But here come the Austrians to save the day. In recent years, the smart set has adopted Grüner Veltliner, a highly acidic, green grape that thrives along the banks of the Danube River, as the go-to for all things vegetal. The Domäne Wachau Terrassen Federspiel Grüner Veltliner 2013 has hints of lemon and white pepper on the palate and will not be overwhelmed by the herbaceous elements of your greens.

It’s time to light a fire and flip a few burgers. For that we shall switch to a red wine from the southern climes, specifically McLaren Vale in South Eastern Australia. This is where Chester Osborn practices the “art of being different.”

One of my favorite winemakers, Osborn produces a plethora of wines; I mean literally a plethora, but the most accessible and easy to find wines are from The Stump Jump series. Named not for an off road bike maneuver, but rather a plow that is used to clear the plains of the Vale, there are five whites (including a sweet dessert wine the Aussies call a “Sticky”) and three reds. My fave for Tuesday night burgers is the 2011 Stump Jump GSM. A blend of Grenache/Shiraz/ Mourvèdre, it is filled with the flavor of blackberries and cherries, and both the start and finish are full. Fun and maybe the best bargain wine in any shop.

On Saturdays, the grill gets lit yet again. And around my house, so does the grill master. Saturday usually means a slower pace, a lower heat, and a bit longer “hang-time” for the meats as they linger over the fire. Big meaty, beef ribs that can cook for an entire afternoon remind me of Argentina and the primal fires that sear the meats. That brings Malbec to mind. The first lady of the Mendoza, Susana Balbo, makes Malbec at Domino del Plata that can range to over $100 a bottle. But to me, the bargain 2103 Ben Marco Malbec is a steal. Sustainably grown, hand picked and aged in French Oak, this is a wine that will take you to the foothills of the Andes.

Five wines for less than $20 from five different countries.
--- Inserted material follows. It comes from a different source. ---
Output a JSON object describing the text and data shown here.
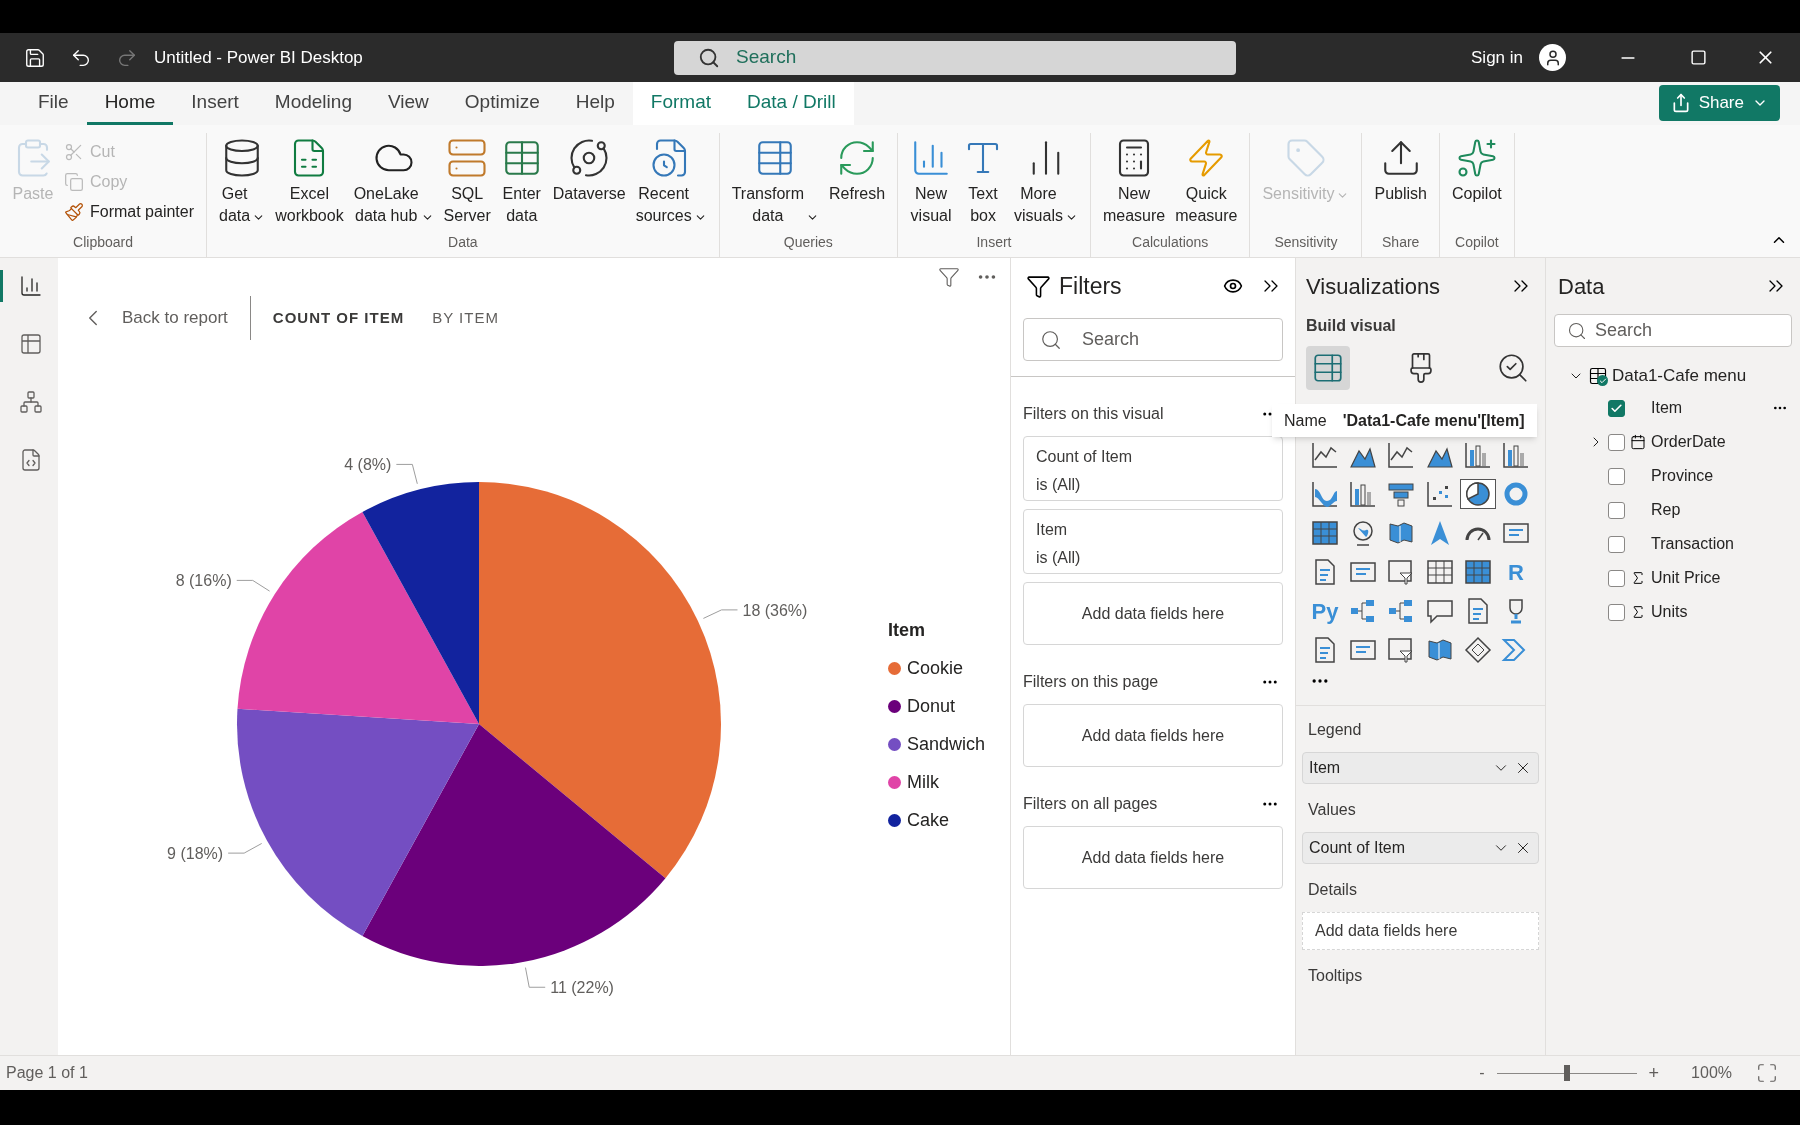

Time to have at it.

Kelly J. Hayes lives in the soon-to-be-designated appellation of Old Snowmass with his wife, Linda, and black lab, Vino. He can be reached at